The Mistral AI researchers evaluated their model, Mixtral 8x7B, on many different datasets and language tasks. They compared it with Mistral 7B, which is a Mixtral model that has regular feedforward layers instead of MoE layers, as well as against LLaMA 2 models of various sizes (7B, 13B, and 70B). In the figure below, active parameters refers to the number of parameters used during inference. For the Mixtral model, this is approximately 2 times 7B (since each MoE layer only uses two experts). For all the other models, it’s just the number of parameters.
We can see two very clear trends across each of these tasks:
Mistral 7B, the non-MoE LLM, is already quite a bit better than the same-sized version of LLaMA 2, and:
Aside from the comprehension task, Mixtral 8x7B either matches or outperforms LLaMA 2 70B on every task!
Now, you might be thinking, “These experts — what are they experts in?” Good question — the Mistral AI researchers wondered that, too. They analyzed which experts were selected in different kinds of text and at various depths in the LLM, i.e., the first, middle, and last MoE layers, which are layers 0, 15, and 31 respectively. The initial layer seems to be more evenly distributed (used equally on all tokens) than the middle and final layers. You might expect the first layer to be more evenly used since deeper layers tend to be more specialized. Surprisingly, though, there doesn’t seem to be any obvious correlation between which expert is selected and what kind of text the model is processing. The only exception — and it’s a bit of a stretch — is that mathematical text seems to slightly favor some of the experts in the middle and final layer (notice the taller/shorter yellow bars in layers 15 and 31 below). But the researchers think this could be explained by the dataset’s synthetic nature and its limited coverage of the natural language spectrum.
Looking more closely, though, the researchers think that the router’s expert-selections seem to be more correlated with syntax than with topic. You can see this in the figure below, where the color of the highlighted token indicates the top-selected expert in the specific layer. (The top example is actually Python code for how to program an MoE layer! It’s surprisingly simple, right?)
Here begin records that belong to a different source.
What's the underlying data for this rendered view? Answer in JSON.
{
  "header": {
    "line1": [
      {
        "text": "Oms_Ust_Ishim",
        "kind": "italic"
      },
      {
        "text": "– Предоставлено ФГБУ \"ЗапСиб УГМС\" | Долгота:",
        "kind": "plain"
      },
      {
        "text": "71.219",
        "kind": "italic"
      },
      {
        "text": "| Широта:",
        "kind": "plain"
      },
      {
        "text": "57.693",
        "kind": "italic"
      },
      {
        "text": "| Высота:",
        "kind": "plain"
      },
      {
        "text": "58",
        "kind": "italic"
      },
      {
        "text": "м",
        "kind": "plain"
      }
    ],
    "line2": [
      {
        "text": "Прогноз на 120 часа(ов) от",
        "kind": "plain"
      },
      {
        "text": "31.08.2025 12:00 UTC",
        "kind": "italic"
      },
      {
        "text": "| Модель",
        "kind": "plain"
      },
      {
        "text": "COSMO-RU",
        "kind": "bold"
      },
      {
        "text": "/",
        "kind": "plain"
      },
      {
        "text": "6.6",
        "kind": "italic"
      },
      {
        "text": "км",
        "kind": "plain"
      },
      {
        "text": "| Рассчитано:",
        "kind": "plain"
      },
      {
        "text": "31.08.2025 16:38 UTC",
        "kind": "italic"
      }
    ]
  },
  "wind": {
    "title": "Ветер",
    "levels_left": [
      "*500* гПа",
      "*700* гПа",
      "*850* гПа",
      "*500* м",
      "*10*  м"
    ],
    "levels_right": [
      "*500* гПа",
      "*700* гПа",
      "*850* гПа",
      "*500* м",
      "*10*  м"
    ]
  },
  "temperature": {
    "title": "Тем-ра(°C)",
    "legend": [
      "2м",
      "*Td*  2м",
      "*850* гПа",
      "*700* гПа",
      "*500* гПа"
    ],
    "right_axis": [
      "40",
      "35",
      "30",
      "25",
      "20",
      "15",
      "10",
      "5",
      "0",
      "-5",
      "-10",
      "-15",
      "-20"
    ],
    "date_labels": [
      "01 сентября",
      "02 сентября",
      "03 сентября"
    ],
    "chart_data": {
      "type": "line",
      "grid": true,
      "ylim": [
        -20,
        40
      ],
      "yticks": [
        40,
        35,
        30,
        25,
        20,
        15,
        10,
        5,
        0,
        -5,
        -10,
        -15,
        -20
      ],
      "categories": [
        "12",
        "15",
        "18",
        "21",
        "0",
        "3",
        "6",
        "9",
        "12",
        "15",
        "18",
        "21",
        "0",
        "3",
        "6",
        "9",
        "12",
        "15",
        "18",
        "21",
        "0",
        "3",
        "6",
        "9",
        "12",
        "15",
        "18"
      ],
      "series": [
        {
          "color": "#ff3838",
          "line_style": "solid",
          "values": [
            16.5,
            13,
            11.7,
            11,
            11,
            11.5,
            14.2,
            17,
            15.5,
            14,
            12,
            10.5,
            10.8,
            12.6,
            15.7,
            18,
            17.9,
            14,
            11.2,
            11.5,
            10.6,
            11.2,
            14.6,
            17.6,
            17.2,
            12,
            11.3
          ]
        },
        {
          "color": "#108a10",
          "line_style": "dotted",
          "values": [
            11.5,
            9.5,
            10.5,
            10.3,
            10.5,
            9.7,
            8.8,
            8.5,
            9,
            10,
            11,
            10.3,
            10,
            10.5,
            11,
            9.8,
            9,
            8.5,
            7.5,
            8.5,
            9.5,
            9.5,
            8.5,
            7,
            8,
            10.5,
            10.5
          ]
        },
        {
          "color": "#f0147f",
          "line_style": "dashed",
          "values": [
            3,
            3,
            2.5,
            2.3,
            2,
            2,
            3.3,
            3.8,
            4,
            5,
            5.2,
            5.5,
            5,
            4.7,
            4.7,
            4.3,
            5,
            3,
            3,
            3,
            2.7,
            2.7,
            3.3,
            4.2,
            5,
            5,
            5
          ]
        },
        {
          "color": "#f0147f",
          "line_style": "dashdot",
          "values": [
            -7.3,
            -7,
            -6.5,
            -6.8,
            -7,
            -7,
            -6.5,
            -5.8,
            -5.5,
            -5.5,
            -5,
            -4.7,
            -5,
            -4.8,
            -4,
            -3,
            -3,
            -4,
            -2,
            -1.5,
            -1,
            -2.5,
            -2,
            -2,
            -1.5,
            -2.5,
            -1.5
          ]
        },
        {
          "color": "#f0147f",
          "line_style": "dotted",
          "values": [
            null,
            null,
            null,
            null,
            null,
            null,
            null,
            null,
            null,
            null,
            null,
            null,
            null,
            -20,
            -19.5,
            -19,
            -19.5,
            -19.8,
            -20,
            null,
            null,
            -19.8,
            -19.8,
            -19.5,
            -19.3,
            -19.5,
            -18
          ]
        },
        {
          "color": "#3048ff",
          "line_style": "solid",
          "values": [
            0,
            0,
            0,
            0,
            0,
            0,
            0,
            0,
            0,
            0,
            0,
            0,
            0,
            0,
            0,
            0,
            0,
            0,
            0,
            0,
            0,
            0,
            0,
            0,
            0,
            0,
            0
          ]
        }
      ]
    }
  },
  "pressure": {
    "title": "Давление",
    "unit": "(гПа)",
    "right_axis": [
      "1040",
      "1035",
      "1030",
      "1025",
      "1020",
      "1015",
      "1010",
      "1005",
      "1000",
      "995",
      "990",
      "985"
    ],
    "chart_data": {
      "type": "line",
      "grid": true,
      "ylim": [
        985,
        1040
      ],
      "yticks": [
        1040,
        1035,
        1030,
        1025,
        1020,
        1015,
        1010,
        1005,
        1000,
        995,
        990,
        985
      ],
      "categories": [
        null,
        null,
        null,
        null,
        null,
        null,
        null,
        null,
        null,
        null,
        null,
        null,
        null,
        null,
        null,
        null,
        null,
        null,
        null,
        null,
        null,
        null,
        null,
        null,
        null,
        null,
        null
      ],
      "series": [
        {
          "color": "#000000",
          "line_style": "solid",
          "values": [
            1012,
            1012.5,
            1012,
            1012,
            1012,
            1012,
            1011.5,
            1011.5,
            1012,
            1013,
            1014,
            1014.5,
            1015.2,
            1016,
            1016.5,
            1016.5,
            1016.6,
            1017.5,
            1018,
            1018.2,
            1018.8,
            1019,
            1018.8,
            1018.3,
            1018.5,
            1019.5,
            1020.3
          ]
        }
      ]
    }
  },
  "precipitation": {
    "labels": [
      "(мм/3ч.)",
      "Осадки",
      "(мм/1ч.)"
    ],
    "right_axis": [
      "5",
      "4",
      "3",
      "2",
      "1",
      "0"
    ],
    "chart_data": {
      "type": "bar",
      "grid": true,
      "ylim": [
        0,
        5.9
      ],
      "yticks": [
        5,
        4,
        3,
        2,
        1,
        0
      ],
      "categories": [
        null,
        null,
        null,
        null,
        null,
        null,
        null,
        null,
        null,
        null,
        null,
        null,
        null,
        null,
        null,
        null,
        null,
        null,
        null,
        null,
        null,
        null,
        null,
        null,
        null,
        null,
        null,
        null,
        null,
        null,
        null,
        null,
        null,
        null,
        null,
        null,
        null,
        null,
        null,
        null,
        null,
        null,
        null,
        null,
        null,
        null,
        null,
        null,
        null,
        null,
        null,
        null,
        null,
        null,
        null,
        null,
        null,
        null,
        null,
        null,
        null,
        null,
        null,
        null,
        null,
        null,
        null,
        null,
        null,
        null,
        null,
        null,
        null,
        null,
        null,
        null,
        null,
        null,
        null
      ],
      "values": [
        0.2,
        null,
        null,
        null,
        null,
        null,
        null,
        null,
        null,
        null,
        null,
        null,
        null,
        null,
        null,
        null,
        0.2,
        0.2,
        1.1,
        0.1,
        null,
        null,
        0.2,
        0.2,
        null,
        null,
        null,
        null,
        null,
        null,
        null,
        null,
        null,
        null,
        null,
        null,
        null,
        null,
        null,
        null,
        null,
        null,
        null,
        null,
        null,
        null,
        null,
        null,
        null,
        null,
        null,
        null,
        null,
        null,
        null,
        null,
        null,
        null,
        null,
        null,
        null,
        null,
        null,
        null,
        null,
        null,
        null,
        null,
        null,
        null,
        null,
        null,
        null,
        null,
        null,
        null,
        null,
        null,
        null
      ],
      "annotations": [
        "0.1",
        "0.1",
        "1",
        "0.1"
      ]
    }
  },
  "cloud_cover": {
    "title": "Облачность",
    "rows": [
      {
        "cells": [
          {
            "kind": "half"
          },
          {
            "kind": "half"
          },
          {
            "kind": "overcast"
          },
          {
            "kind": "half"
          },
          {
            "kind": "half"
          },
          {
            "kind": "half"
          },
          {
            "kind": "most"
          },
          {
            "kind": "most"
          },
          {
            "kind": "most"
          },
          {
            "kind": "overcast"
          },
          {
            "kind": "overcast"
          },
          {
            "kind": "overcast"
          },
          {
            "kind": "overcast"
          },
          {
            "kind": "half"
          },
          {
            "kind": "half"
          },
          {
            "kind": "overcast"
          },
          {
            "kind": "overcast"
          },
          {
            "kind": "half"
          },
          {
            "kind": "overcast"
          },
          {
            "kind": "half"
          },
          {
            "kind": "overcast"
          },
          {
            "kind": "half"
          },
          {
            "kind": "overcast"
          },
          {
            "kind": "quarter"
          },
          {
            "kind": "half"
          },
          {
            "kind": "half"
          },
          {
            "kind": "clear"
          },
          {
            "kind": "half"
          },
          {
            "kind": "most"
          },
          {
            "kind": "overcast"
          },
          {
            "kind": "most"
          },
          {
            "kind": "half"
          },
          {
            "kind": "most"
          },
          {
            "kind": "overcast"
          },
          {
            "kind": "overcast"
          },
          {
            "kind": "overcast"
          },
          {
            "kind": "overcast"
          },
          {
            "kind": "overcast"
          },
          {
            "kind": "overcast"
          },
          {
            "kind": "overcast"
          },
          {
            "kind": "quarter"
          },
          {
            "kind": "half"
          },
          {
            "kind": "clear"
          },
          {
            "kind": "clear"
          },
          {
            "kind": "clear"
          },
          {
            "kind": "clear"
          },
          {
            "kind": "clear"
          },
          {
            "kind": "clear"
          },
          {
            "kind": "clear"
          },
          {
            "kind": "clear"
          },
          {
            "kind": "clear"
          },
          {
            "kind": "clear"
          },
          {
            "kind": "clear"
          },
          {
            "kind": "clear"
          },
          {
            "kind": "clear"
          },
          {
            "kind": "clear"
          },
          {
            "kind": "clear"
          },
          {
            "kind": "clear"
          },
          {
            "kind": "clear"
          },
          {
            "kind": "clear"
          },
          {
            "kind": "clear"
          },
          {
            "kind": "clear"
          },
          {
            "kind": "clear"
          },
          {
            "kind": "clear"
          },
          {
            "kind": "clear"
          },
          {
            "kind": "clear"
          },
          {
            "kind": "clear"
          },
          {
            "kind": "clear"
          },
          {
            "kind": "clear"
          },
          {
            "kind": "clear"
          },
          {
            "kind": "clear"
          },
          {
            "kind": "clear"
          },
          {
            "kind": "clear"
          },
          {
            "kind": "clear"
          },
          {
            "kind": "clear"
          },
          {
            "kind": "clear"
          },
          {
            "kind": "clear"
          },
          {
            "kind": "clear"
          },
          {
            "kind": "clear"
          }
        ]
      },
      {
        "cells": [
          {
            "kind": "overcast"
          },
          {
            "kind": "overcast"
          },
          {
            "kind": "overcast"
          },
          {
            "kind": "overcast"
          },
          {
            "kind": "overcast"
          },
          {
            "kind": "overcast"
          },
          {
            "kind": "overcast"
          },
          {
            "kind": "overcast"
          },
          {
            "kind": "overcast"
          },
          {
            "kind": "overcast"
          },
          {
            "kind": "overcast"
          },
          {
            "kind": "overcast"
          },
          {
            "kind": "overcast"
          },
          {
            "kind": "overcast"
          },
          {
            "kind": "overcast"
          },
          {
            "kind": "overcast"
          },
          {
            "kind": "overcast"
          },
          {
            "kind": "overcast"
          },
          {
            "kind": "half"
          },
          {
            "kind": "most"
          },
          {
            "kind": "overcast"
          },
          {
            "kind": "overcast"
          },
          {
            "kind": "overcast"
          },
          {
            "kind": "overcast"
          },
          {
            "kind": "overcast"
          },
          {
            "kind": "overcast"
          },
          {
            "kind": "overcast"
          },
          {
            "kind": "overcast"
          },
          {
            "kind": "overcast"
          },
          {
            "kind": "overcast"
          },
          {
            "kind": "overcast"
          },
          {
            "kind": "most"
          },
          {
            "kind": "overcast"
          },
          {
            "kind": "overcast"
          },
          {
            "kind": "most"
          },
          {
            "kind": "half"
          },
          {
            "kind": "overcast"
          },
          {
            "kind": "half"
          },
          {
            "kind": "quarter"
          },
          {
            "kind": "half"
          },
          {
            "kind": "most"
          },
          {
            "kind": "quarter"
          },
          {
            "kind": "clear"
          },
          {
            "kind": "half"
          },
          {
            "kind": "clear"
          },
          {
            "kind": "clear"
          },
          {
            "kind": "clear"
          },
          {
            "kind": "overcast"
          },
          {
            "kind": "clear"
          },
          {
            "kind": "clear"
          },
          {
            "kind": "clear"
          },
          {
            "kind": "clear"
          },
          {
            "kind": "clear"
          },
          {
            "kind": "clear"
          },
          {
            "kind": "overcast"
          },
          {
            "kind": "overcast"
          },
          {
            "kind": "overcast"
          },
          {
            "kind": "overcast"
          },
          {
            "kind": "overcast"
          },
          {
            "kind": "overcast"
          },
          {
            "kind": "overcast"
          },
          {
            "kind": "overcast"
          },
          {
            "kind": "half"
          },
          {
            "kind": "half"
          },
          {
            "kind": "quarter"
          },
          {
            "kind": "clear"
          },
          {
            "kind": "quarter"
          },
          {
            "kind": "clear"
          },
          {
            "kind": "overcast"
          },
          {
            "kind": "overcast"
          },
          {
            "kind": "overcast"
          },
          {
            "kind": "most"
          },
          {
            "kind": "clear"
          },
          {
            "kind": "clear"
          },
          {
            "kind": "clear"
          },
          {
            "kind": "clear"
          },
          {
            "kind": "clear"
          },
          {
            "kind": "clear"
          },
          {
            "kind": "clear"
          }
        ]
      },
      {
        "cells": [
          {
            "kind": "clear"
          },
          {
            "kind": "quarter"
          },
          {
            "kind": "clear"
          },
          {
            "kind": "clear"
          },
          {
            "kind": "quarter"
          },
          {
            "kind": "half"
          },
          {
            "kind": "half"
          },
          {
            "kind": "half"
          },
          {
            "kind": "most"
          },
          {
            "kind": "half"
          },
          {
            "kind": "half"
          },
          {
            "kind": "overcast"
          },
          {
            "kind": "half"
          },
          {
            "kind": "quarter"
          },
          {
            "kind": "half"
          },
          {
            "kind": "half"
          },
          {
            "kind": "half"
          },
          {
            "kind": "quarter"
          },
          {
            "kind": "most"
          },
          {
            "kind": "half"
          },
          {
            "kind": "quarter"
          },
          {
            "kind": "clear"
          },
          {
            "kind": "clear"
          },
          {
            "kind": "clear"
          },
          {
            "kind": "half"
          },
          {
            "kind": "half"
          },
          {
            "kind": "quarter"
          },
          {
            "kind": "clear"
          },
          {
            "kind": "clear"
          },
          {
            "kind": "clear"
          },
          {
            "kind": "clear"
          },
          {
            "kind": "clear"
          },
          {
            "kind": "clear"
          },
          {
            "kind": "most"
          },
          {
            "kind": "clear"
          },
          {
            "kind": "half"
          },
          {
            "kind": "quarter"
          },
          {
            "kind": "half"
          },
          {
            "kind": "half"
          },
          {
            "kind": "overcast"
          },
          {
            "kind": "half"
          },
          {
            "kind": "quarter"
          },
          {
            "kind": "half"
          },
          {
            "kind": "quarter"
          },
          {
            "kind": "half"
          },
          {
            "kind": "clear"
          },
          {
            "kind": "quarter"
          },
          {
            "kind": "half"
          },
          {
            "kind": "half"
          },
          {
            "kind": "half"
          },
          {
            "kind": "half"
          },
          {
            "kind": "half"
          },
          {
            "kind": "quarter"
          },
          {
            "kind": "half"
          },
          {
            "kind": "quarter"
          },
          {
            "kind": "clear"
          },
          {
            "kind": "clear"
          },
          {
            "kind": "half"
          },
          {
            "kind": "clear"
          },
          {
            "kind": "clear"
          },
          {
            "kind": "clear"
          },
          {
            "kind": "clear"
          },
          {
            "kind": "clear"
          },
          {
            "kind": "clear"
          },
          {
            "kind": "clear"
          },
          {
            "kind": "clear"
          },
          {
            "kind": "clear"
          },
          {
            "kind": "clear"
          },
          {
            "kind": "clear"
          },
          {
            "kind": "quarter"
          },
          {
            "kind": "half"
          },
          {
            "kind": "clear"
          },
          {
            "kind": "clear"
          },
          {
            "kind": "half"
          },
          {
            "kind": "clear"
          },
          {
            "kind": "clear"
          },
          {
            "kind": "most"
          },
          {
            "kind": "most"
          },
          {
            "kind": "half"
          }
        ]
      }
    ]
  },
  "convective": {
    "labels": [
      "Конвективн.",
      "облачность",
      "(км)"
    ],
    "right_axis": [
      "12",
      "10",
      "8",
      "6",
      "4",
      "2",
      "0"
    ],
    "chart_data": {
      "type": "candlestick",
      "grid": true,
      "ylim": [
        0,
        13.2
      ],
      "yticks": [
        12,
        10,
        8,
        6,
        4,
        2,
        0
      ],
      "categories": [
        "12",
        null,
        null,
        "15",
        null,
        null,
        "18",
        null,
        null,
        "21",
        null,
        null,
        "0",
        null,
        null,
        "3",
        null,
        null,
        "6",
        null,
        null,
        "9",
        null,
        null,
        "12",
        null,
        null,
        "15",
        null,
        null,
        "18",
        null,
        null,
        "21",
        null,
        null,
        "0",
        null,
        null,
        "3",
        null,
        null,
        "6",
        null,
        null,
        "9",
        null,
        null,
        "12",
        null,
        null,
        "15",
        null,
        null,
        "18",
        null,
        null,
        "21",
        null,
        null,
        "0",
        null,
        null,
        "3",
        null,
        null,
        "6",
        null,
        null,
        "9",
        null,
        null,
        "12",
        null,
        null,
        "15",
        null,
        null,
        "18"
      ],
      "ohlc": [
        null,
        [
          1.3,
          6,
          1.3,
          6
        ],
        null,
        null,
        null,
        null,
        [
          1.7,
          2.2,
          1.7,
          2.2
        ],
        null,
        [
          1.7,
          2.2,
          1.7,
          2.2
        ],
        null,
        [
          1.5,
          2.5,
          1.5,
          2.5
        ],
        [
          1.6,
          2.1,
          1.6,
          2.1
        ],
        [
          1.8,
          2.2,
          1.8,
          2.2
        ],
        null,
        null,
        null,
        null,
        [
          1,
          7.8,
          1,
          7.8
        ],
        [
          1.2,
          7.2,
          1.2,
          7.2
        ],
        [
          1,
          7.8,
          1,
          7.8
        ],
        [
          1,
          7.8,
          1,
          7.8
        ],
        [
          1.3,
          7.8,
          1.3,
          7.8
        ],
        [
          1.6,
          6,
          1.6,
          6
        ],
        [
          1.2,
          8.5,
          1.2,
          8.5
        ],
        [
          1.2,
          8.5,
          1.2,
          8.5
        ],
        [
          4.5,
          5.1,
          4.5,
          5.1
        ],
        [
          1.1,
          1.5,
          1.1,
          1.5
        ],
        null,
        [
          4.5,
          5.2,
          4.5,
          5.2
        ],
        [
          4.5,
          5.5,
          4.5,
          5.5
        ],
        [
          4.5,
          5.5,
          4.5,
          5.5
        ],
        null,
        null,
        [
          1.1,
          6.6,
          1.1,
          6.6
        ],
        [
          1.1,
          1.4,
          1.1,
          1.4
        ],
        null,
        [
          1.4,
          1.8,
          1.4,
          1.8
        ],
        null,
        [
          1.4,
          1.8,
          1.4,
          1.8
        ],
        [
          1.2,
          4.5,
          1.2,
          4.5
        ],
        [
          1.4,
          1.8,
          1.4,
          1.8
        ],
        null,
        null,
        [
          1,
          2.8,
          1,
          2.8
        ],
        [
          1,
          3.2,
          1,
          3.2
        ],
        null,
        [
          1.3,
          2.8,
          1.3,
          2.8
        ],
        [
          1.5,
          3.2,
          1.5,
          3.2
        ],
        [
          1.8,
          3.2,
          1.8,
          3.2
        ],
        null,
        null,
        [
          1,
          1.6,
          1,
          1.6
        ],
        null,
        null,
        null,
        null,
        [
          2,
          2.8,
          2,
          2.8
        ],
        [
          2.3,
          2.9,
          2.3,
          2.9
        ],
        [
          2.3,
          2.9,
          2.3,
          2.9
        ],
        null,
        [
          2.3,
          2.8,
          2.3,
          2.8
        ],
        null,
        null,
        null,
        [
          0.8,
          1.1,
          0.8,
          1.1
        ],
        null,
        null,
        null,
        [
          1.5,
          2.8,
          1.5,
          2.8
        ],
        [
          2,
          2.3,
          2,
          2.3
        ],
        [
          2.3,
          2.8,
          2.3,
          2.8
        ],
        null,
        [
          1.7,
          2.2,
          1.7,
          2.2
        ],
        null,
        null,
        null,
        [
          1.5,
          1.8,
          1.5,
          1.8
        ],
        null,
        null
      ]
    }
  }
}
When I first read this paper, it reminded me of our brains’ specialized regions for particular tasks: one part for processing information from our eyes, another for processing information from our ears, and so on. This made me think, “Aha! So we can make LLMs more efficient by making them more like our brains.” However, the analysis above, which concludes that the experts focus more on syntax than subject, seems to contradict this idea. The paper omits training notes for Mixtral 8x7B, but I wonder what a sophisticated training approach could achieve if it were to selectively use particular experts chosen based on the semantics of the input, rather than based on the syntax. Maybe it’ll be worse, maybe it’ll be better. What do you think?
Thanks for reading Learn and Burn! Subscribe for free to receive new posts.